Yes, you can make this argument if you ask voters to rank defence against a list of other priorities. Indeed, in a recent poll by ComRes, asked which three policies should be included in the parties’ manifestos, only one in 20 people (five per cent) opted for increased spending on the military.
The same level of support was found for protecting international aid (five per cent).
The two issues were one percentage point above continuing the policy of austerity (four per cent) and legalising drugs (four per cent).
This compared with 60 per cent who wanted to protect the NHS, nearly half (46 per cent) who backed a cap on immigration, and just over a quarter (26 per cent) who wanted an EU referendum.

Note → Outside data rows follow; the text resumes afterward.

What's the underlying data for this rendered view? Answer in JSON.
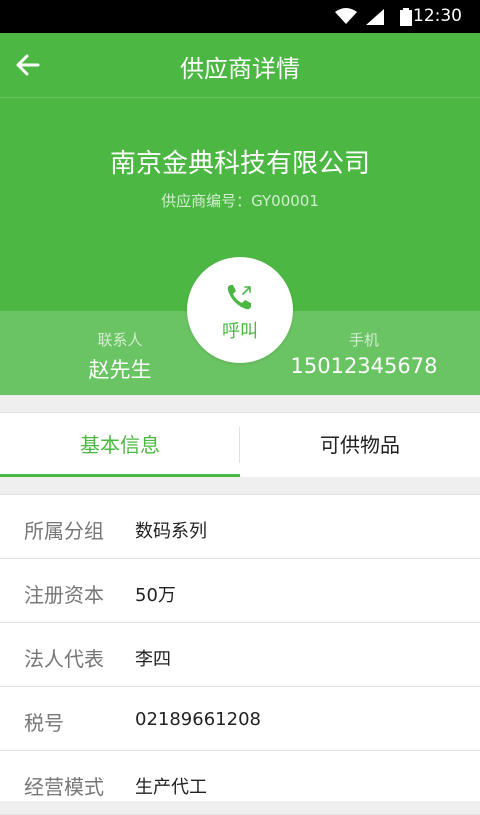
{
  "status_bar": {
    "time": "12:30"
  },
  "app_bar": {
    "title": "供应商详情"
  },
  "supplier": {
    "company_name": "南京金典科技有限公司",
    "code_text": "供应商编号：GY00001"
  },
  "contact": {
    "person_label": "联系人",
    "person_value": "赵先生",
    "phone_label": "手机",
    "phone_value": "15012345678",
    "call_label": "呼叫"
  },
  "tabs": [
    {
      "label": "基本信息",
      "active": true
    },
    {
      "label": "可供物品",
      "active": false
    }
  ],
  "info": [
    {
      "key": "所属分组",
      "value": "数码系列"
    },
    {
      "key": "注册资本",
      "value": "50万"
    },
    {
      "key": "法人代表",
      "value": "李四"
    },
    {
      "key": "税号",
      "value": "02189661208"
    },
    {
      "key": "经营模式",
      "value": "生产代工"
    }
  ],
  "colors": {
    "primary": "#4cb843",
    "strip": "#6ac463"
  },
  "icons": [
    "wifi-icon",
    "signal-icon",
    "battery-icon",
    "back-arrow-icon",
    "phone-call-icon"
  ]
}
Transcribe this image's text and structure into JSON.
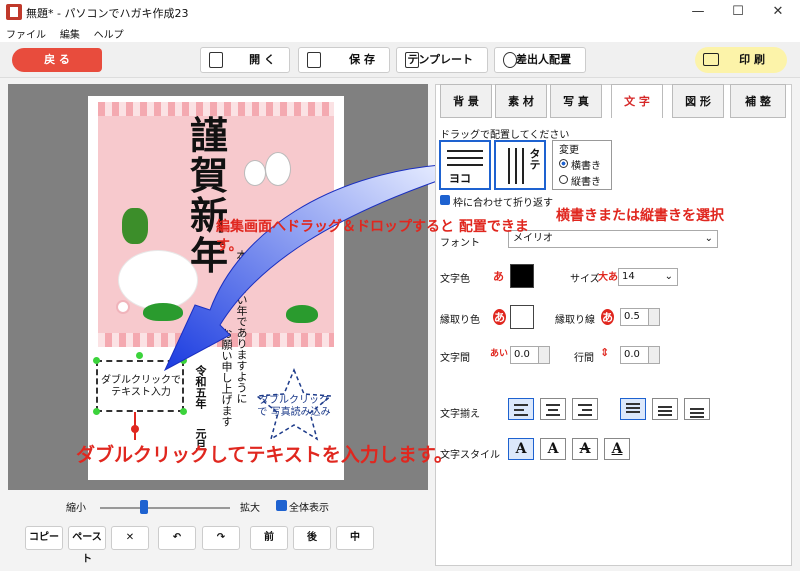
{
  "window": {
    "title": "無題* - パソコンでハガキ作成23",
    "minimize": "—",
    "maximize": "☐",
    "close": "✕"
  },
  "menu": [
    "ファイル",
    "編集",
    "ヘルプ"
  ],
  "toolbar": {
    "back": "戻 る",
    "open": "開 く",
    "save": "保 存",
    "template": "テンプレート",
    "sender": "差出人配置",
    "print": "印 刷"
  },
  "card": {
    "greeting_big": "謹賀新年",
    "vertical_message": "本年もよい年でありますように",
    "vertical_message2": "お願い申し上げます",
    "reiwa": "令和五年",
    "gantan": "元旦",
    "textbox_label": "ダブルクリックで テキスト入力",
    "photo_label": "ダブルクリックで 写真読み込み"
  },
  "zoom": {
    "out": "縮小",
    "in": "拡大",
    "show_all": "全体表示",
    "level_percent": 30
  },
  "bottom_buttons": [
    "コピー",
    "ペースト",
    "✕",
    "↶",
    "↷",
    "前",
    "後",
    "中"
  ],
  "tabs": [
    "背 景",
    "素 材",
    "写 真",
    "文 字",
    "図 形",
    "補 整"
  ],
  "active_tab": 3,
  "panel": {
    "drag_hint": "ドラッグで配置してください",
    "horizontal_icon_text": "ヨコ",
    "vertical_icon_text": "タテ",
    "change_label": "変更",
    "opt_horizontal": "横書き",
    "opt_vertical": "縦書き",
    "wrap_label": "枠に合わせて折り返す",
    "font_label": "フォント",
    "font_value": "メイリオ",
    "color_label": "文字色",
    "size_label": "サイズ",
    "size_value": "14",
    "outline_color_label": "縁取り色",
    "outline_line_label": "縁取り線",
    "outline_value": "0.5",
    "char_spacing_label": "文字間",
    "char_spacing_value": "0.0",
    "line_spacing_label": "行間",
    "line_spacing_value": "0.0",
    "align_label": "文字揃え",
    "style_label": "文字スタイル",
    "a_glyph": "あ"
  },
  "annotations": {
    "drag_drop": "編集画面へドラッグ＆ドロップすると 配置できます。",
    "select": "横書きまたは縦書きを選択",
    "double_click": "ダブルクリックしてテキストを入力します。"
  },
  "colors": {
    "accent_red": "#e0271f",
    "tab_active": "#d62828",
    "blue": "#1e62d0"
  }
}
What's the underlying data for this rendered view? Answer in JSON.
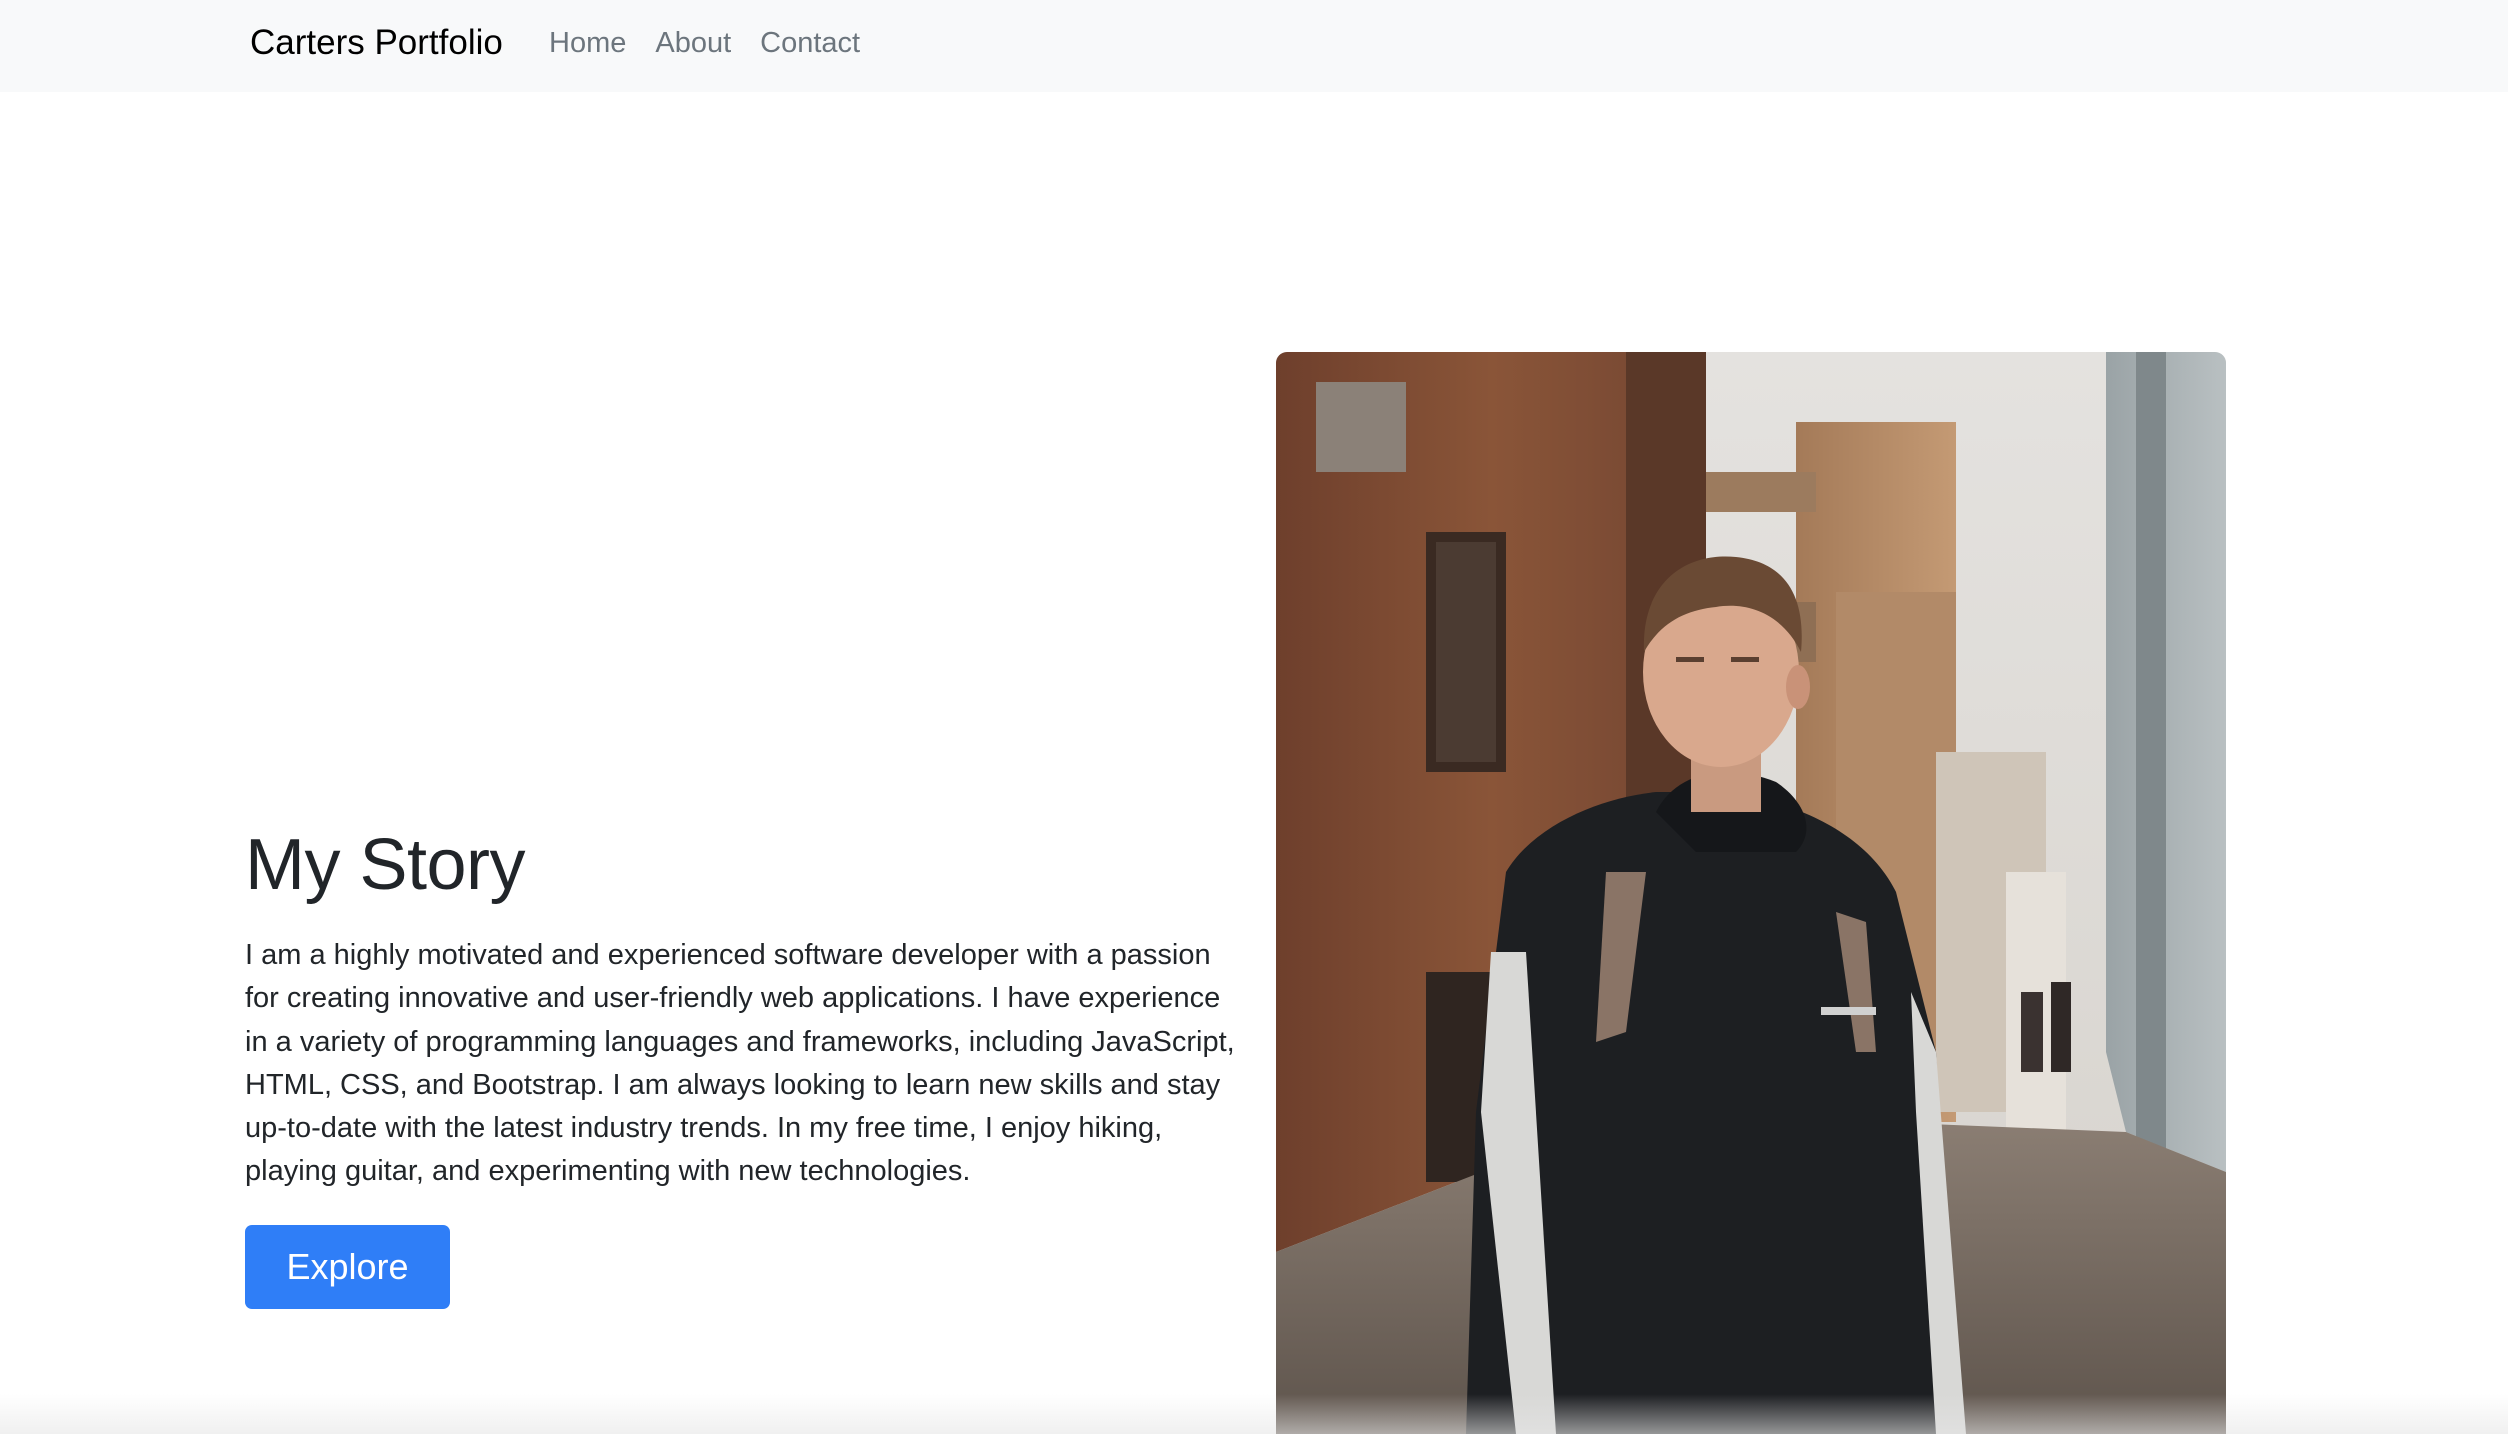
{
  "navbar": {
    "brand": "Carters Portfolio",
    "links": [
      {
        "label": "Home"
      },
      {
        "label": "About"
      },
      {
        "label": "Contact"
      }
    ]
  },
  "story": {
    "title": "My Story",
    "paragraph_lines": [
      "I am a highly motivated and experienced software developer with a passion",
      "for creating innovative and user-friendly web applications. I have experience",
      "in a variety of programming languages and frameworks, including JavaScript,",
      "HTML, CSS, and Bootstrap. I am always looking to learn new skills and stay",
      "up-to-date with the latest industry trends. In my free time, I enjoy hiking,",
      "playing guitar, and experimenting with new technologies."
    ],
    "button_label": "Explore"
  },
  "colors": {
    "navbar_bg": "#f8f9fa",
    "accent": "#2f7ef7",
    "text": "#212529",
    "nav_link": "#6c757d"
  }
}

What these figures hide is that support for defence spending is highest among Tory voters and those seats that have military establishments.
Ask this question in marginal seats in Portsmouth, Plymouth, or Scotland and the response would be very different.
And if defence was not an issue, why did Mr Cameron visit Afghanistan no fewer than 13 times since becoming the Conservative leader in 2005? Surely not just for a few photo-ops?
Or why did the PM, to his credit, go out of his way to ensure the Military Covenant was enshrined in law by the Armed Forces Act 2011?
It matters too if you subscribe to the Hobbesian view of the State, the price the Government pays for being in charge is to protect us all from harm, both foreign and domestic.
The last time we lost sight of this was in 1981 when, under Secretary of State for Defence John Nott, a devastating White Paper was produced that aimed to rip the heart out of the Royal Navy in the cause of cutting spending.
Famously, this led to the removal of HMS Endurance, the ice breaker based in the Falklands, emboldening the military junta in Argentina and leading to war just 12 months later. The irony was had the cuts to the armed forces been fully enacted, then recapturing these British Islands would have been impossible and Margaret Thatcher would almost certainly have lost the election in 1983.
No, defence does matter and it is folly of the worst kind to think that it does not. Those on the Right know this, especially those who have served. This is why even so close to an election they are willing to press Cameron and Osborne on a cast iron commitment to honour our national obligations.
And they are willing to have a row on this issue. They are not prepared to gamble with defence of the realm and if Mr Cameron is not then do well to remember these words sometimes attributed to Julius Caesar, “Si vis pacem, para bellum”.